• Task requirements:
Starting at the line that contains "What's the underlying", reproduce only the lines through the end of the data, exactly, including both the first and the last; skip the pictures.

[Data items]
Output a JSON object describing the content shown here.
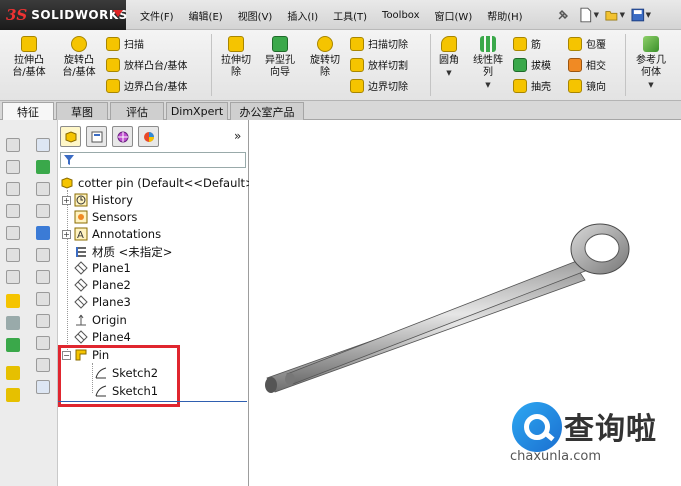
{
  "app": {
    "logo_prefix": "3S",
    "logo_name": "SOLIDWORKS"
  },
  "menu": {
    "items": [
      "文件(F)",
      "编辑(E)",
      "视图(V)",
      "插入(I)",
      "工具(T)",
      "Toolbox",
      "窗口(W)",
      "帮助(H)"
    ]
  },
  "ribbon": {
    "extrude_boss": "拉伸凸\n台/基体",
    "revolve_boss": "旋转凸\n台/基体",
    "sweep": "扫描",
    "loft_boss": "放样凸台/基体",
    "boundary_boss": "边界凸台/基体",
    "extrude_cut": "拉伸切\n除",
    "hole_wizard": "异型孔\n向导",
    "revolve_cut": "旋转切\n除",
    "swept_cut": "扫描切除",
    "lofted_cut": "放样切割",
    "boundary_cut": "边界切除",
    "fillet": "圆角",
    "linear_pattern": "线性阵\n列",
    "rib": "筋",
    "draft": "拔模",
    "shell": "抽壳",
    "wrap": "包覆",
    "intersect": "相交",
    "mirror": "镜向",
    "reference_geometry": "参考几\n何体"
  },
  "tabs": [
    {
      "label": "特征",
      "active": true
    },
    {
      "label": "草图",
      "active": false
    },
    {
      "label": "评估",
      "active": false
    },
    {
      "label": "DimXpert",
      "active": false
    },
    {
      "label": "办公室产品",
      "active": false
    }
  ],
  "feature_tree": {
    "root": "cotter pin  (Default<<Default>",
    "items": [
      {
        "label": "History",
        "icon": "history-icon",
        "expandable": true
      },
      {
        "label": "Sensors",
        "icon": "sensors-icon",
        "expandable": false
      },
      {
        "label": "Annotations",
        "icon": "annotations-icon",
        "expandable": true
      },
      {
        "label": "材质 <未指定>",
        "icon": "material-icon",
        "expandable": false
      },
      {
        "label": "Plane1",
        "icon": "plane-icon",
        "expandable": false
      },
      {
        "label": "Plane2",
        "icon": "plane-icon",
        "expandable": false
      },
      {
        "label": "Plane3",
        "icon": "plane-icon",
        "expandable": false
      },
      {
        "label": "Origin",
        "icon": "origin-icon",
        "expandable": false
      },
      {
        "label": "Plane4",
        "icon": "plane-icon",
        "expandable": false
      }
    ],
    "pin": {
      "label": "Pin",
      "children": [
        "Sketch2",
        "Sketch1"
      ]
    },
    "more_symbol": "»"
  },
  "watermark": {
    "brand": "查询啦",
    "url": "chaxunla.com"
  },
  "colors": {
    "highlight_box": "#e0262f",
    "brand_red": "#d22222",
    "feature_yellow": "#f5c400"
  }
}
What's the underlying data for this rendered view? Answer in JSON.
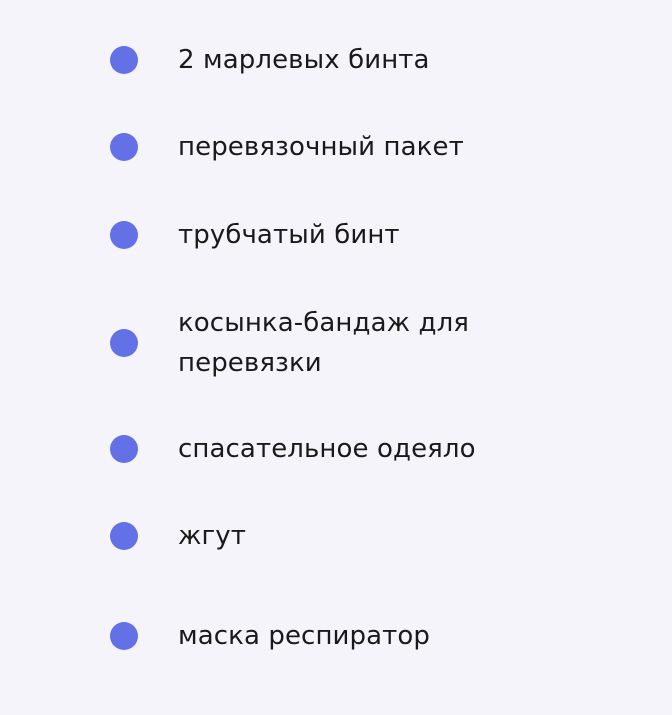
{
  "colors": {
    "background": "#f4f4fa",
    "bullet": "#6470e6",
    "text": "#1a1a1a"
  },
  "list": {
    "items": [
      {
        "label": "2 марлевых бинта"
      },
      {
        "label": "перевязочный пакет"
      },
      {
        "label": "трубчатый бинт"
      },
      {
        "label": "косынка-бандаж для перевязки"
      },
      {
        "label": "спасательное одеяло"
      },
      {
        "label": "жгут"
      },
      {
        "label": "маска респиратор"
      }
    ]
  }
}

• Task solution:
What's the underlying data for this rendered view? Answer in JSON.
{
  "colors": {
    "background": "#f4f4fa",
    "bullet": "#6470e6",
    "text": "#1a1a1a"
  },
  "list": {
    "items": [
      {
        "label": "2 марлевых бинта"
      },
      {
        "label": "перевязочный пакет"
      },
      {
        "label": "трубчатый бинт"
      },
      {
        "label": "косынка-бандаж для перевязки"
      },
      {
        "label": "спасательное одеяло"
      },
      {
        "label": "жгут"
      },
      {
        "label": "маска респиратор"
      }
    ]
  }
}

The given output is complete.